MacWorld, San Francisco has come and gone. We’ve seen some exciting announcements; we’ve seen some blatant omissions; and we can’t help but note that, once again, Apple seems to have purchased itself some time. Time is of enormous importance to the company right now. It needs time for Motorola to produce a faster chip. It needs time for developers to jump on the OS X bandwagon. It needs time to produce a stable, viable version of OS X. It needs time to sort out its priorities.
The company, in fact, has spent an enormous amount of money, development, time, and marketing energy on OS X. After all, OS X is a modern operating system offering pre-emptive multitasking, multi-threading, and a whole series of other enormously important features that I don’t fully understand. On top of that, it boasts a whole new screen experience with a lickable Windows toolbar and a Finder that’s, well, difficult to find. On the other hand, the UNIX base should appeal to virtually no one. (UNIX users already have committed themselves to nerdy interfaces. Can you imagine running vi on a Mac?)
Let’s be honest about OS X. If Apple doesn’t have an Enterprise strategy with System X as the base, then the company is lost in the woods. On the other hand, if Apple does have an enterprise strategy, it will have to go up against Windows 2000 and the evil empire and we know how Prince Hamlet has faired in the past. One mention of the lack of Office support and it’s back to the ramparts..
I’m a fairly serious chess player or at least I once was and I see only one line here that makes sense. Apple needs to continue to exploit the home market while re-establishing itself in education. Key to its survival, however, is its penetration of the business market. In order to make any headway there, it has to offer a modern operating system (OS X) AND support for other platforms based on the Intel chip. After all, I can go down to my local base exchange and purchase a Compaq Computer featuring a fast processor and a sizeable hard drive for around $500. (I know that when you add the cost of a monitor and the relatively enormous hassles of coping with Windows’ problems, it will make a difference. Unfortunately, the average consumer or businessperson doesn’t even consider an alternative..)

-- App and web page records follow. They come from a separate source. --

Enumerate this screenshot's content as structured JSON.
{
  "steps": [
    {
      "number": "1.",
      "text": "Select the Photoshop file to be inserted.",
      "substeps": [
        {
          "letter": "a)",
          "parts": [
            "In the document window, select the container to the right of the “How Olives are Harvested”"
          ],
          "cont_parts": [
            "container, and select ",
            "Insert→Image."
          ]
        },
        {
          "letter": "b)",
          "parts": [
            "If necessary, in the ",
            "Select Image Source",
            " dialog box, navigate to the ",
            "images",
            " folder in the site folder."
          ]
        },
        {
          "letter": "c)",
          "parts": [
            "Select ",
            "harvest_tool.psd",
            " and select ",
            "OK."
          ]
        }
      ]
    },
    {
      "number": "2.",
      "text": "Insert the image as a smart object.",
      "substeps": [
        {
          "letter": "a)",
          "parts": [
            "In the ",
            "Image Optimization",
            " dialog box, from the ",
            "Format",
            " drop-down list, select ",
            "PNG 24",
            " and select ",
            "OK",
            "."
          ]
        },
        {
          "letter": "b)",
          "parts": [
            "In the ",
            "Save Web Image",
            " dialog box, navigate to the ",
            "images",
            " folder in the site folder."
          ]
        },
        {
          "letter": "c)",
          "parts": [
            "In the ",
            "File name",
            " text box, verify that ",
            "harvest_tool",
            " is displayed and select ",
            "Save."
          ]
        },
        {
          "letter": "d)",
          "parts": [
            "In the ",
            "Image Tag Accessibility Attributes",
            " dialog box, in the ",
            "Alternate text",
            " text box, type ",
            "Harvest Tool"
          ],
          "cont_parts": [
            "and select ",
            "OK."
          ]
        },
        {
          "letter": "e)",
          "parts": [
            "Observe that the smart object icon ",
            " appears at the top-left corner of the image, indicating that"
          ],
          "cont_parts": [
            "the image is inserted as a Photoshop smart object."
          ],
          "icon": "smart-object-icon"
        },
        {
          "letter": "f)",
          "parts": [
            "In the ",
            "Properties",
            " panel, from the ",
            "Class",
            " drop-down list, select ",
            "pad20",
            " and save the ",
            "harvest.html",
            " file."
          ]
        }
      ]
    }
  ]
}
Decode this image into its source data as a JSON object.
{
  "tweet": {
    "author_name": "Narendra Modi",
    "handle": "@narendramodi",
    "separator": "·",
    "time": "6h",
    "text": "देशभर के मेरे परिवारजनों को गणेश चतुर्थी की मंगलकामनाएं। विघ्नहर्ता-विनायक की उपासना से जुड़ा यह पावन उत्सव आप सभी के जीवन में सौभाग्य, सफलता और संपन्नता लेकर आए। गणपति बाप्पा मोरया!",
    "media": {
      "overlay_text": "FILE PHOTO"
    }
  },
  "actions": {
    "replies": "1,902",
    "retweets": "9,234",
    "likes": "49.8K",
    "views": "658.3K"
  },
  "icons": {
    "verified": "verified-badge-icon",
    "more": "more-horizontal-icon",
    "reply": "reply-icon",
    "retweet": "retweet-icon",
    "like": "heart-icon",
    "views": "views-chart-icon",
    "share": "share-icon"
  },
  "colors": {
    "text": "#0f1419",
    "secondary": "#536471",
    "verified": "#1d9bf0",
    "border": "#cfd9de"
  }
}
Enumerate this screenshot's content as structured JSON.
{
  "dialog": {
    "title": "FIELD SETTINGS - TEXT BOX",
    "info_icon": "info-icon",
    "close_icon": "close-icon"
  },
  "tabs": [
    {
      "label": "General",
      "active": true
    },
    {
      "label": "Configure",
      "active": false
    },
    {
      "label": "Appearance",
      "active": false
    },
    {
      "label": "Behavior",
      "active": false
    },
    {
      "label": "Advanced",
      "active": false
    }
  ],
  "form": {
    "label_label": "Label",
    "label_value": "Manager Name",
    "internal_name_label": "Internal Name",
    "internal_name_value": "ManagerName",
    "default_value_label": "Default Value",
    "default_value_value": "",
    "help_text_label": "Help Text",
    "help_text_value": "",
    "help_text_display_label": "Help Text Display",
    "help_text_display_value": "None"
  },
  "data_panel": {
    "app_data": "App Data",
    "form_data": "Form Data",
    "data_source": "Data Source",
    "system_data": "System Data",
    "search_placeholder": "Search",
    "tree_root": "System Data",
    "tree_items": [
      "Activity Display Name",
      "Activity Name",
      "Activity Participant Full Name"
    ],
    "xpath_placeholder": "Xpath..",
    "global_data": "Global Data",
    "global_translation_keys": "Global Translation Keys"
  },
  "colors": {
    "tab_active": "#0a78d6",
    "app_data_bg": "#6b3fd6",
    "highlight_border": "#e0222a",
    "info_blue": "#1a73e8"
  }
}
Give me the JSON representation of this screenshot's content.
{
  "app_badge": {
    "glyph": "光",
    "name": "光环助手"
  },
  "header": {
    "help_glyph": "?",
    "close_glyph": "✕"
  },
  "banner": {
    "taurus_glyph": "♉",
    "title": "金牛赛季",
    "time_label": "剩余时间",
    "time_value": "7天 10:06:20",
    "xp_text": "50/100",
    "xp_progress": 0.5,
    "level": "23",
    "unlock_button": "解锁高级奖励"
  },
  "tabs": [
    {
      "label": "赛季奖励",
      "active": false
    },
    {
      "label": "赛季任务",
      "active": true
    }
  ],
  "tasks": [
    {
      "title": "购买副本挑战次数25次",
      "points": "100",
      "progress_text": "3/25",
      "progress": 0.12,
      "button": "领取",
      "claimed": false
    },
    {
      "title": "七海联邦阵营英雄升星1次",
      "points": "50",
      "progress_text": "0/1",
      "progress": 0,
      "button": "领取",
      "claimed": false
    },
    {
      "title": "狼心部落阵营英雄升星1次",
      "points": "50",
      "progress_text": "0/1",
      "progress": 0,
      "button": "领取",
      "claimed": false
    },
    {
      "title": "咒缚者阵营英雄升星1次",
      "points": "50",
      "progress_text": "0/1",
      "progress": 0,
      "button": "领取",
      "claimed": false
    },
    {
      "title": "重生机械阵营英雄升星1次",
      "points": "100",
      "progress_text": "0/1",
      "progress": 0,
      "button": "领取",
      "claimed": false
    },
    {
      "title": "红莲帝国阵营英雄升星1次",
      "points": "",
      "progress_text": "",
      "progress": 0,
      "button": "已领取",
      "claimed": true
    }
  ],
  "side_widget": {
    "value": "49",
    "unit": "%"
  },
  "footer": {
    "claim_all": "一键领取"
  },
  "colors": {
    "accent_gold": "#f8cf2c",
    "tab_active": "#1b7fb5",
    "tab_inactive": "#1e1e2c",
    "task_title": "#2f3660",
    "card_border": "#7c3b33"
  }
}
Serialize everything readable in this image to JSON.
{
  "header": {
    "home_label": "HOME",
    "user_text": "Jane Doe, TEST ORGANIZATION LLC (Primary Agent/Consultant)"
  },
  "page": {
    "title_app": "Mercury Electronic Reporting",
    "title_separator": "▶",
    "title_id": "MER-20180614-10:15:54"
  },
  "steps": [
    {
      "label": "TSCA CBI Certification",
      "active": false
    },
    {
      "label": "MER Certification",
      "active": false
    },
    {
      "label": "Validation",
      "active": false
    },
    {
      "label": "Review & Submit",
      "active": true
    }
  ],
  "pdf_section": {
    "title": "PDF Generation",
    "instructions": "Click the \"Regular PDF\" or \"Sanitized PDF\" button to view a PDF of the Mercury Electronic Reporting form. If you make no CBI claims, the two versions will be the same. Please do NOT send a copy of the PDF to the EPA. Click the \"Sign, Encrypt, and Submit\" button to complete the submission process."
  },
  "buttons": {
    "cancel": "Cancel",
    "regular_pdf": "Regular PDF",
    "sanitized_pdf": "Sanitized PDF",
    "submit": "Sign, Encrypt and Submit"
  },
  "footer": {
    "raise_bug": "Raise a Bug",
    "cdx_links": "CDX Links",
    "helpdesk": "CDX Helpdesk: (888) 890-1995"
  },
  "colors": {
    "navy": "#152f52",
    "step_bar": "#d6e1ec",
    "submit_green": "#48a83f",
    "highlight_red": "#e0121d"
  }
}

Thus, the key to Apple’s success (as I’ve been suggesting for years) is to become a software company. It has to emulate Microsoft to be as successful as Microsoft. And given the impressive feature set in System X, Apple could win some skirmishes and later some battles and who knows…maybe even the war.
Beyond that looming battle, what about the rest of us? System 9 has been stable enough for me. I realize that at this point in its development it’s a slightly cobbled together system with all sorts of error fixes and the like, but it works and it’s comfortable. I like System 9. I’ve tried to download System 9.1 but so far I’ve only managed 10 of the 15 files. The demand on the Apple server speaks volumes.
What I’m suggesting here is a two-track strategy. Keep developing System 9 for home users and educators while introducing System X for the enterprise market. System 9 is gold and it may not glitter next to OS X, but it shines for me and for literally millions of other Mac users.